WOW on the day before we left still delivered close-ups of ruff.
But enough of WOW and on to Oslo. It is 42 years since we visited Norway. We were there for a holiday in July 1975 and at that stage I was very much a novice birder. I have no list of what I saw as I didn’t keep lists back then. What I did was record any new birds in my guide book with the date and the place. About a year later I found new birds were harder to come by so I started to list any birds I saw in a notebook and added new birds to the book. Over the years the new birds got fewer and the notebooks took over. By going through the book I have found out that in two weeks in Norway I was able to add 17 new birds to the list at Flam, Balestrand, Kjossfoss, Finse, Vatnahalsen, Heirina and Esefjord. We had a fjord and mountain holiday at Balestrand and Vatnahalsen.
Some of these were birds which I now regularly see at home but saw for the first time in Norway – sparrowhawk, golden plover, raven, dipper, wheatear, long-tailed tit, tree sparrow and reed bunting. Others were birds which are easy to see on the mainland but not in Ireland – nuthatch, willow tit, and redstart. The third group were continental specialities such as nutcracker, white wagtail, garden warbler, bluethroat, twite and Lapland bunting. I must admit to a pang of conscience about the garden warbler. 42 years down the line I fear it was either a chiffchaff or a willow warbler. I remember the bluethroat, nuthatch and Lapland bunting clearly and I also remember struggling to identify juvenile starlings which I was not familiar with. It was a good but expensive, holiday for a young couple not long married and before kids came along.

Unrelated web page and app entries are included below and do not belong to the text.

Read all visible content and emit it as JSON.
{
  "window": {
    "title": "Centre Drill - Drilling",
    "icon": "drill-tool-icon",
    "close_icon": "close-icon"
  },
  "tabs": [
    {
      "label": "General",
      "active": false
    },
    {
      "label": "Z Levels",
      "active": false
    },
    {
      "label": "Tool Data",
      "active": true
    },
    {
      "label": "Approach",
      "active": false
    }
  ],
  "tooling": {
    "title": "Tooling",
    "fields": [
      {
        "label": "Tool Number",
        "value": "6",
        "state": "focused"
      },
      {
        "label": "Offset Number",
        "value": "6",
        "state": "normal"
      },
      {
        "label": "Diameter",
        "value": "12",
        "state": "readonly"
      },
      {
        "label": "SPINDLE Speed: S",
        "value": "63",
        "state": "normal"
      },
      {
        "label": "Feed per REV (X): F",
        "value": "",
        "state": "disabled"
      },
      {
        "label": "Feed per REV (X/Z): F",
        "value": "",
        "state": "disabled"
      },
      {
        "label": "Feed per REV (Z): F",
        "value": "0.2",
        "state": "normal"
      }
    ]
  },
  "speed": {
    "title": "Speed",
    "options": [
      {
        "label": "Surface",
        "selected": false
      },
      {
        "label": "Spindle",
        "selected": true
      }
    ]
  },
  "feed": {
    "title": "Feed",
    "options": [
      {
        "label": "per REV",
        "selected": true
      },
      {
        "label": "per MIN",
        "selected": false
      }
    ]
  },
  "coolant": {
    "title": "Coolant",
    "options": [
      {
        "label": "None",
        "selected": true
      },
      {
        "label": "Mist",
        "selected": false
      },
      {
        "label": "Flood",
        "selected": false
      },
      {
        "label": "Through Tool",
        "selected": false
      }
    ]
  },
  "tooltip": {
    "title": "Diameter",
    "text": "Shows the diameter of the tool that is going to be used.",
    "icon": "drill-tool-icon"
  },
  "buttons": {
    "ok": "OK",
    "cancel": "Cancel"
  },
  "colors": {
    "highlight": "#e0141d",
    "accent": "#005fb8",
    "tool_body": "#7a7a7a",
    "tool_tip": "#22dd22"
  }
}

Fast forward to 2015 and Northern Ireland drew Norway in the World Cup qualifiers in October 2017and suddenly there is a reason to go back and to stay in Oslo with a Norwegian friend who is married and lives in Bangor but keeps a flat in Oslo. We were really supposed to be there in spring but October would have to do. Hence we flew into Oslo for a five day/six night mini break with Ingeborg in a flat at Bergkrystallen at the end of Metro Line 4. One thing hadn’t changed since 1975 – the prices were still horrendous. A piece of apple tart was £13.50, glass of wine £11, coffee £3.50, and beer up to £10 per pint. If you are birding in Oslo bring very deep pockets or stay with a friend.
Birding was squeezed in along with football and sight-seeing but we did manage 36 species. Much of what we saw was easy to pick up and common – cormorant, mallard, herring gull, black headed gull, magpie, hooded crow, jackdaw, fieldfare, blue tit, great tit, and house sparrow. Fieldfares were everywhere and far outnumbered blackbirds which we only saw a couple of times.
The first walk we did was round Sognsvann Lake and we spotted treecreeper, willow tit and goldcrest.
Ostensjovannet added a good cross section of common species including feral greylag and Canada goose which I was not expecting to see. I was expecting coot, moorhen, little grebe, great-crested grebe, tufted, goldeneye, and mute swan.
A feeding siskin flock was a bonus as was the Scandanavian variety of long-tailed tit which has an all white head. No photos I am afraid but this blog by an English birder, Simon Rix, who lives in Oslo has some cracking shots taken at Ostensjovannet, possibly the same birds I saw! The blog is well worth following and I have been using it for 18 months to prepare for the trip. If you are visiting Oslo it is a must read.
The last morning saw us in the Botanical Gardens for an hour and a half before the rain came in and we were again surprised by the sheer numbers of fieldfares and crippling views of nutcrackers. Crossbills remained elusive, we think we heard them but could only see a nuthatch. There were also starlings, redwings, tree sparrows, blackbirds, robin and jay but the biggest surprise was a flyover jack snipe!! If I get back to Oslo I will be back there again, as it was a really good site.
Woodpigeons were scarce but we picked one up at Bergkrystallen. We also saw a great spotted woodpecker there as well as one at the ski jump. That only leaves the grey heron seen from the bus at Bygdoy to complete the set.Some birds gave close views for a phone shot.
|Herring gull on the Opera House taking in the stunning view?|
|House Sparrow at the Fram museum|
|Ringed black headed gull at the Fram museum|
Sorry couldn't get the number with an iPhone!!
208: Jack snipe
97: Grey wagtail